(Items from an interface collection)

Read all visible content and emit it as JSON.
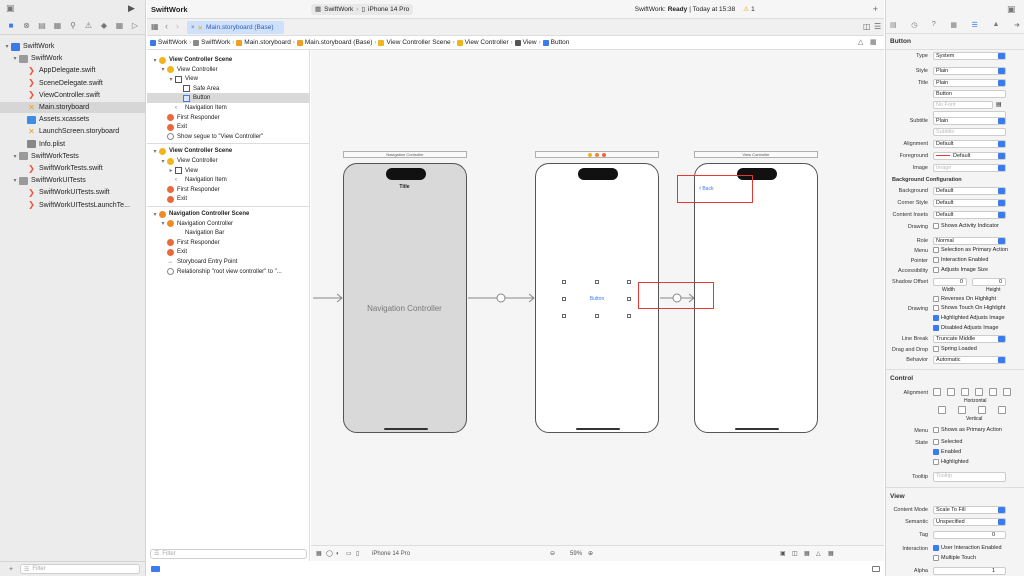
{
  "window": {
    "project_name": "SwiftWork",
    "scheme": "SwiftWork",
    "device": "iPhone 14 Pro",
    "status": "SwiftWork: ",
    "status_bold": "Ready",
    "status_time": " | Today at 15:38",
    "warning_count": "1"
  },
  "tab": {
    "label": "Main.storyboard (Base)"
  },
  "jumpbar": [
    "SwiftWork",
    "SwiftWork",
    "Main.storyboard",
    "Main.storyboard (Base)",
    "View Controller Scene",
    "View Controller",
    "View",
    "Button"
  ],
  "navigator": {
    "items": [
      {
        "label": "SwiftWork",
        "icon": "proj",
        "indent": 0,
        "disclosure": "down"
      },
      {
        "label": "SwiftWork",
        "icon": "folder",
        "indent": 1,
        "disclosure": "down"
      },
      {
        "label": "AppDelegate.swift",
        "icon": "swift",
        "indent": 2,
        "disclosure": ""
      },
      {
        "label": "SceneDelegate.swift",
        "icon": "swift",
        "indent": 2,
        "disclosure": ""
      },
      {
        "label": "ViewController.swift",
        "icon": "swift",
        "indent": 2,
        "disclosure": ""
      },
      {
        "label": "Main.storyboard",
        "icon": "sb",
        "indent": 2,
        "disclosure": "",
        "selected": true
      },
      {
        "label": "Assets.xcassets",
        "icon": "assets",
        "indent": 2,
        "disclosure": ""
      },
      {
        "label": "LaunchScreen.storyboard",
        "icon": "sb",
        "indent": 2,
        "disclosure": ""
      },
      {
        "label": "Info.plist",
        "icon": "plist",
        "indent": 2,
        "disclosure": ""
      },
      {
        "label": "SwiftWorkTests",
        "icon": "folder",
        "indent": 1,
        "disclosure": "down"
      },
      {
        "label": "SwiftWorkTests.swift",
        "icon": "swift",
        "indent": 2,
        "disclosure": ""
      },
      {
        "label": "SwiftWorkUITests",
        "icon": "folder",
        "indent": 1,
        "disclosure": "down"
      },
      {
        "label": "SwiftWorkUITests.swift",
        "icon": "swift",
        "indent": 2,
        "disclosure": ""
      },
      {
        "label": "SwiftWorkUITestsLaunchTe...",
        "icon": "swift",
        "indent": 2,
        "disclosure": ""
      }
    ],
    "filter_placeholder": "Filter"
  },
  "outline": {
    "rows": [
      {
        "label": "View Controller Scene",
        "icon": "y",
        "indent": 0,
        "disclosure": "down",
        "bold": true
      },
      {
        "label": "View Controller",
        "icon": "y",
        "indent": 1,
        "disclosure": "down"
      },
      {
        "label": "View",
        "icon": "sq",
        "indent": 2,
        "disclosure": "down"
      },
      {
        "label": "Safe Area",
        "icon": "sq",
        "indent": 3,
        "disclosure": ""
      },
      {
        "label": "Button",
        "icon": "btn",
        "indent": 3,
        "disclosure": "",
        "selected": true
      },
      {
        "label": "Navigation Item",
        "icon": "lt",
        "indent": 2,
        "disclosure": ""
      },
      {
        "label": "First Responder",
        "icon": "r",
        "indent": 1,
        "disclosure": ""
      },
      {
        "label": "Exit",
        "icon": "r",
        "indent": 1,
        "disclosure": ""
      },
      {
        "label": "Show segue to \"View Controller\"",
        "icon": "seg",
        "indent": 1,
        "disclosure": ""
      },
      {
        "label": "",
        "icon": "",
        "indent": 0,
        "disclosure": "",
        "divider": true
      },
      {
        "label": "View Controller Scene",
        "icon": "y",
        "indent": 0,
        "disclosure": "down",
        "bold": true
      },
      {
        "label": "View Controller",
        "icon": "y",
        "indent": 1,
        "disclosure": "down"
      },
      {
        "label": "View",
        "icon": "sq",
        "indent": 2,
        "disclosure": "right"
      },
      {
        "label": "Navigation Item",
        "icon": "lt",
        "indent": 2,
        "disclosure": ""
      },
      {
        "label": "First Responder",
        "icon": "r",
        "indent": 1,
        "disclosure": ""
      },
      {
        "label": "Exit",
        "icon": "r",
        "indent": 1,
        "disclosure": ""
      },
      {
        "label": "",
        "icon": "",
        "indent": 0,
        "disclosure": "",
        "divider": true
      },
      {
        "label": "Navigation Controller Scene",
        "icon": "o",
        "indent": 0,
        "disclosure": "down",
        "bold": true
      },
      {
        "label": "Navigation Controller",
        "icon": "o",
        "indent": 1,
        "disclosure": "down"
      },
      {
        "label": "Navigation Bar",
        "icon": "",
        "indent": 2,
        "disclosure": ""
      },
      {
        "label": "First Responder",
        "icon": "r",
        "indent": 1,
        "disclosure": ""
      },
      {
        "label": "Exit",
        "icon": "r",
        "indent": 1,
        "disclosure": ""
      },
      {
        "label": "Storyboard Entry Point",
        "icon": "arrow",
        "indent": 1,
        "disclosure": ""
      },
      {
        "label": "Relationship \"root view controller\" to \"...",
        "icon": "seg",
        "indent": 1,
        "disclosure": ""
      }
    ],
    "filter_placeholder": "Filter"
  },
  "canvas": {
    "nav_scene_title": "Navigation Controller",
    "vc_scene_title": "View Controller",
    "nav_bar_title": "Title",
    "nav_controller_label": "Navigation Controller",
    "button_label": "Button",
    "back_label": "Back",
    "zoom": "59%",
    "device": "iPhone 14 Pro",
    "highlight_color": "#e53935",
    "accent_color": "#3a7bf0"
  },
  "inspector": {
    "section_button": "Button",
    "type_label": "Type",
    "type_value": "System",
    "style_label": "Style",
    "style_value": "Plain",
    "title_label": "Title",
    "title_value": "Plain",
    "title_text": "Button",
    "font_placeholder": "No Font",
    "subtitle_label": "Subtitle",
    "subtitle_value": "Plain",
    "subtitle_placeholder": "Subtitle",
    "alignment_label": "Alignment",
    "alignment_value": "Default",
    "foreground_label": "Foreground",
    "foreground_value": "Default",
    "image_label": "Image",
    "image_placeholder": "Image",
    "bg_config": "Background Configuration",
    "background_label": "Background",
    "background_value": "Default",
    "corner_label": "Corner Style",
    "corner_value": "Default",
    "insets_label": "Content Insets",
    "insets_value": "Default",
    "drawing_label": "Drawing",
    "activity_label": "Shows Activity Indicator",
    "role_label": "Role",
    "role_value": "Normal",
    "menu_label": "Menu",
    "menu_check": "Selection as Primary Action",
    "pointer_label": "Pointer",
    "pointer_check": "Interaction Enabled",
    "access_label": "Accessibility",
    "access_check": "Adjusts Image Size",
    "shadow_label": "Shadow Offset",
    "shadow_w": "0",
    "shadow_h": "0",
    "width_label": "Width",
    "height_label": "Height",
    "reverses_check": "Reverses On Highlight",
    "drawing2_label": "Drawing",
    "touch_check": "Shows Touch On Highlight",
    "highlighted_adj": "Highlighted Adjusts Image",
    "disabled_adj": "Disabled Adjusts Image",
    "linebreak_label": "Line Break",
    "linebreak_value": "Truncate Middle",
    "dragdrop_label": "Drag and Drop",
    "dragdrop_check": "Spring Loaded",
    "behavior_label": "Behavior",
    "behavior_value": "Automatic",
    "section_control": "Control",
    "align_label": "Alignment",
    "horizontal_label": "Horizontal",
    "vertical_label": "Vertical",
    "cmenu_label": "Menu",
    "cmenu_check": "Shows as Primary Action",
    "state_label": "State",
    "selected_check": "Selected",
    "enabled_check": "Enabled",
    "highlighted_check": "Highlighted",
    "tooltip_label": "Tooltip",
    "tooltip_placeholder": "Tooltip",
    "section_view": "View",
    "content_mode_label": "Content Mode",
    "content_mode_value": "Scale To Fill",
    "semantic_label": "Semantic",
    "semantic_value": "Unspecified",
    "tag_label": "Tag",
    "tag_value": "0",
    "interaction_label": "Interaction",
    "user_interaction": "User Interaction Enabled",
    "multiple_touch": "Multiple Touch",
    "alpha_label": "Alpha",
    "alpha_value": "1"
  }
}
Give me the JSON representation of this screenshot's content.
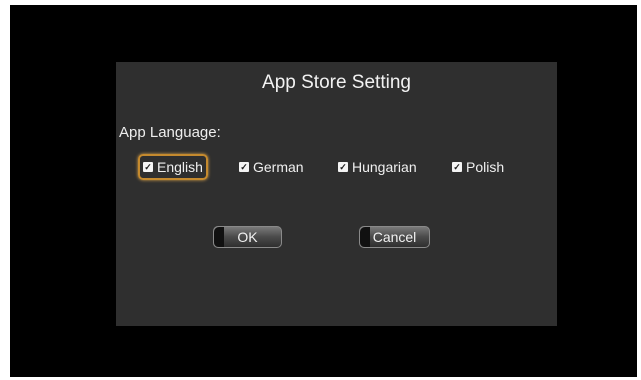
{
  "dialog": {
    "title": "App Store Setting",
    "language_label": "App Language:",
    "options": [
      {
        "label": "English",
        "checked": true,
        "focused": true
      },
      {
        "label": "German",
        "checked": true
      },
      {
        "label": "Hungarian",
        "checked": true
      },
      {
        "label": "Polish",
        "checked": true
      }
    ],
    "ok_label": "OK",
    "cancel_label": "Cancel"
  },
  "colors": {
    "dialog_bg": "#2f2f2f",
    "focus_border": "#c58a2e"
  }
}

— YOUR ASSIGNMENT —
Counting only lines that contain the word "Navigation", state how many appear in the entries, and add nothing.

— REPLY —
7